National Chicken Council officials are somewhat relieved by USDA's latest prediction for a 15% in this year's corn acreage. But Bill Roenigk, NCC senior vice president and chief economist, worries about the predicted drop in soybean acres. The poultry industry is a major buyer of soybean meal and corn.
"This is definitely a mixed report," Roenigk says. "Twelve million additional acres in corn will help meet needs for feed, fuel and exports, although at a high price. But much of the increase is coming out of soybeans, also a critical crop for us.
"Much will depend on the weather and other factors," he adds. "Even with the increased acreage, there's little doubt that corn will remain at historically high price levels.
Poultry economic impact
Rapidly increasing input costs has already shown up in wholesale prices for poultry.
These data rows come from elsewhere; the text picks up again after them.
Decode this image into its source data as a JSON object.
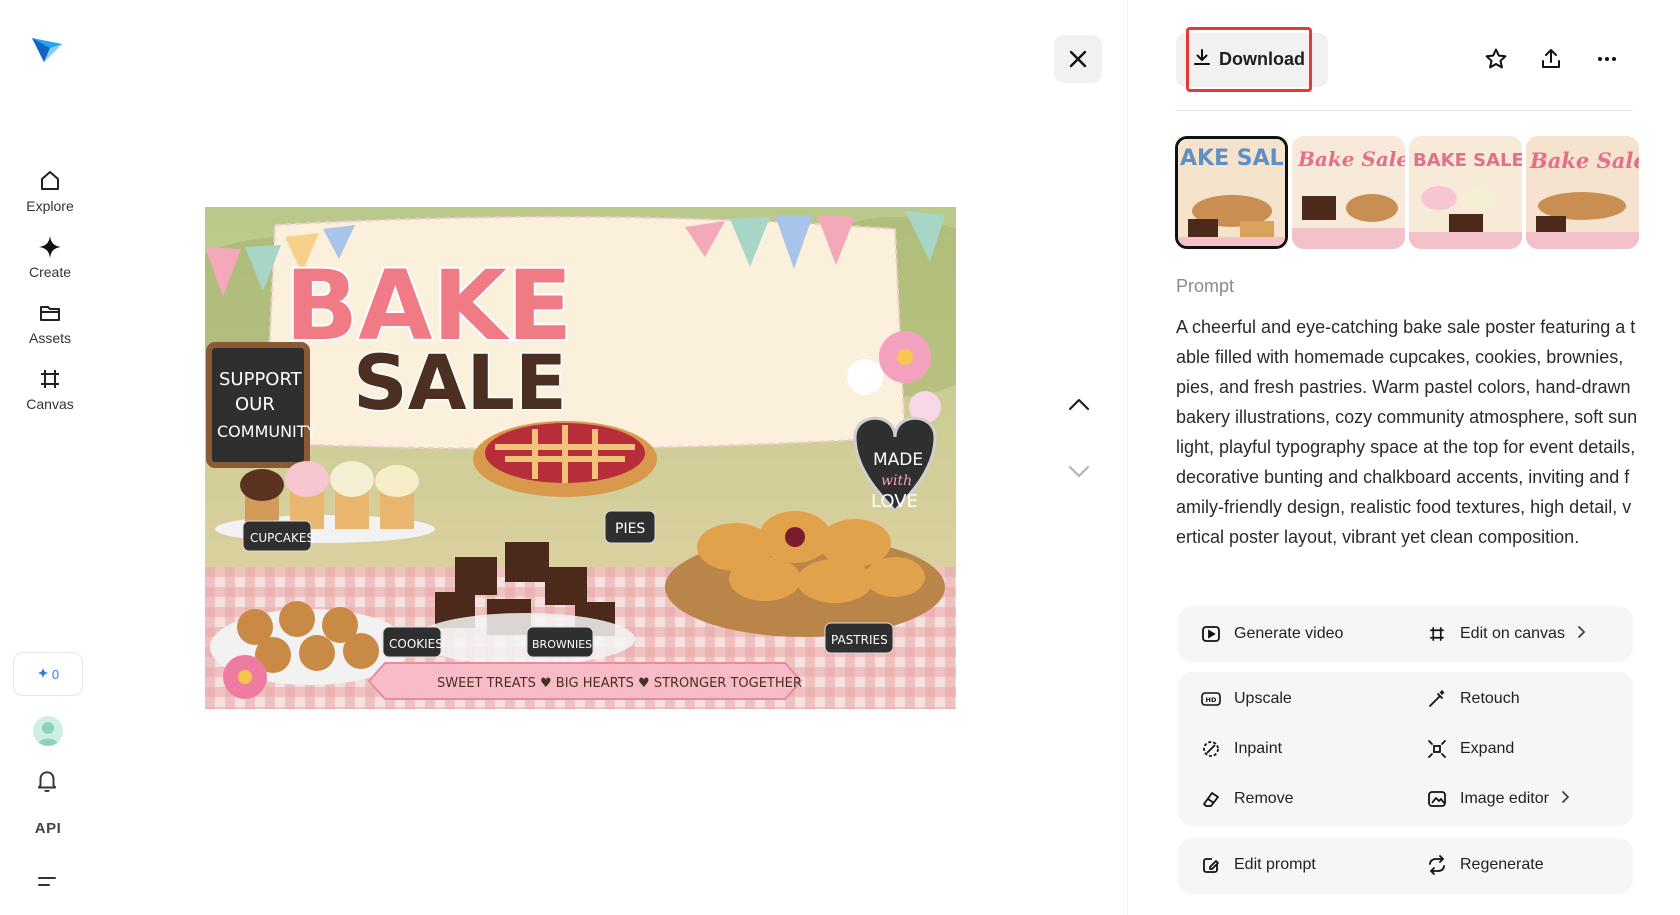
{
  "sidebar": {
    "nav": [
      {
        "label": "Explore",
        "icon": "home-icon"
      },
      {
        "label": "Create",
        "icon": "sparkle-icon"
      },
      {
        "label": "Assets",
        "icon": "folder-icon"
      },
      {
        "label": "Canvas",
        "icon": "canvas-icon"
      }
    ],
    "credits": "0",
    "api_label": "API"
  },
  "poster": {
    "title_line1": "BAKE",
    "title_line2": "SALE",
    "chalk_left": [
      "SUPPORT",
      "OUR",
      "COMMUNITY"
    ],
    "chalk_right": [
      "MADE",
      "with",
      "LOVE"
    ],
    "labels": [
      "CUPCAKES",
      "PIES",
      "COOKIES",
      "BROWNIES",
      "PASTRIES"
    ],
    "banner": "SWEET TREATS ♥ BIG HEARTS ♥ STRONGER TOGETHER"
  },
  "toolbar": {
    "download_label": "Download"
  },
  "thumbnails": [
    {
      "text": "AKE SALE",
      "selected": true
    },
    {
      "text": "Bake Sale!"
    },
    {
      "text": "BAKE SALE!"
    },
    {
      "text": "Bake Sale!"
    }
  ],
  "prompt": {
    "label": "Prompt",
    "text": "A cheerful and eye-catching bake sale poster featuring a table filled with homemade cupcakes, cookies, brownies, pies, and fresh pastries. Warm pastel colors, hand-drawn bakery illustrations, cozy community atmosphere, soft sunlight, playful typography space at the top for event details, decorative bunting and chalkboard accents, inviting and family-friendly design, realistic food textures, high detail, vertical poster layout, vibrant yet clean composition."
  },
  "actions": {
    "generate_video": "Generate video",
    "edit_on_canvas": "Edit on canvas",
    "upscale": "Upscale",
    "retouch": "Retouch",
    "inpaint": "Inpaint",
    "expand": "Expand",
    "remove": "Remove",
    "image_editor": "Image editor",
    "edit_prompt": "Edit prompt",
    "regenerate": "Regenerate"
  }
}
And, predicts Roenigk, it will "undoubtedly be passed on to consumers, sooner rather than later." The cost of producing a chicken has gone up 40% since last summer due to the run-up in corn prices.
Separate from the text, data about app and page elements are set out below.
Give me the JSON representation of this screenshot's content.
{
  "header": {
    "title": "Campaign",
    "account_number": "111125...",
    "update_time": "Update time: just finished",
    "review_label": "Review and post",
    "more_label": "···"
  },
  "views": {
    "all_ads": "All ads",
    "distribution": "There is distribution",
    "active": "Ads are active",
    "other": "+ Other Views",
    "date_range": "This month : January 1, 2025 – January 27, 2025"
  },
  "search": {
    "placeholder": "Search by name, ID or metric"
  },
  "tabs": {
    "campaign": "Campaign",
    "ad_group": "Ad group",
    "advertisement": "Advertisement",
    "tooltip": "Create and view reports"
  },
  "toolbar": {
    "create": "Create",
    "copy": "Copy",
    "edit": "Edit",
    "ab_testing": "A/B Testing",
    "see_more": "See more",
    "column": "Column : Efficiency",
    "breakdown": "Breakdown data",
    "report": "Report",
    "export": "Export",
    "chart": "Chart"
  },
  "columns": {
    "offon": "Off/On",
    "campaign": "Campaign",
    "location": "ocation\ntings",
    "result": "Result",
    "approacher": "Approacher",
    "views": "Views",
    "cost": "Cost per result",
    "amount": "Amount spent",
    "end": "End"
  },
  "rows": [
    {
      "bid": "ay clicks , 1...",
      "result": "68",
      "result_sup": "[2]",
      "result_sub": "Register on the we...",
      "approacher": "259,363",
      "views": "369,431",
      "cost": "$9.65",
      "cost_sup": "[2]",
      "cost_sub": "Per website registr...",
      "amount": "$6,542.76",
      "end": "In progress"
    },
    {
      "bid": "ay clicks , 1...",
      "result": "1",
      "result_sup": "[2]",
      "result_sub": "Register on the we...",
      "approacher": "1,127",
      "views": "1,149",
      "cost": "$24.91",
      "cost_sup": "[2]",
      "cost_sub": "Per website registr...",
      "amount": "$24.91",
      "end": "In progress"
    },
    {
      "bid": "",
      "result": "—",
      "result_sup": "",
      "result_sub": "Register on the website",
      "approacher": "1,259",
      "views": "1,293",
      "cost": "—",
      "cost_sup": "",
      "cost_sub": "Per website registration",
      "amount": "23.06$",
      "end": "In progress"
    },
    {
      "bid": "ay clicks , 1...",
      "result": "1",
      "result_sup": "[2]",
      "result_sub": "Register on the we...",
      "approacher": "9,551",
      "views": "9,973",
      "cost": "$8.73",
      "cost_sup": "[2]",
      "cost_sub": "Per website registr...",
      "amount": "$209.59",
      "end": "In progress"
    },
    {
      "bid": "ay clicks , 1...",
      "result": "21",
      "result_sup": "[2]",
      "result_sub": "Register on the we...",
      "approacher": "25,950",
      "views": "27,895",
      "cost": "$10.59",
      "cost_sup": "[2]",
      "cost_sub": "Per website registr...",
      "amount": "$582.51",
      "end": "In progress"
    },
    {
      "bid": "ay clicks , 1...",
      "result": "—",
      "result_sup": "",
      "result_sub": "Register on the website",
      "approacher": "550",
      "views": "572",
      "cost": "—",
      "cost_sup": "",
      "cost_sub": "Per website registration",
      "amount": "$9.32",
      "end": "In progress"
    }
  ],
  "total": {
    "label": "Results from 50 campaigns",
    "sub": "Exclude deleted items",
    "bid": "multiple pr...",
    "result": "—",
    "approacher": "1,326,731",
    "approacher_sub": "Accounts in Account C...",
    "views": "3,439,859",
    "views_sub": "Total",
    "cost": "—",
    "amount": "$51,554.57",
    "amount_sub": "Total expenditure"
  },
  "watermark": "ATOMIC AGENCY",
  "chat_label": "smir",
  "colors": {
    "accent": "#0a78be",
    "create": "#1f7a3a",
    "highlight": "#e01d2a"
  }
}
NCC estimates that a total of 21 million new acres of corn will be needed in 2007 and 2008, given the ethanol industry's demand. "If 12 million new acres are planted this year, that leaves nine million needed for next year," he calculates. "At some point, we are going to run out of land and the ability to shift more acreage from soybeans and cotton into corn."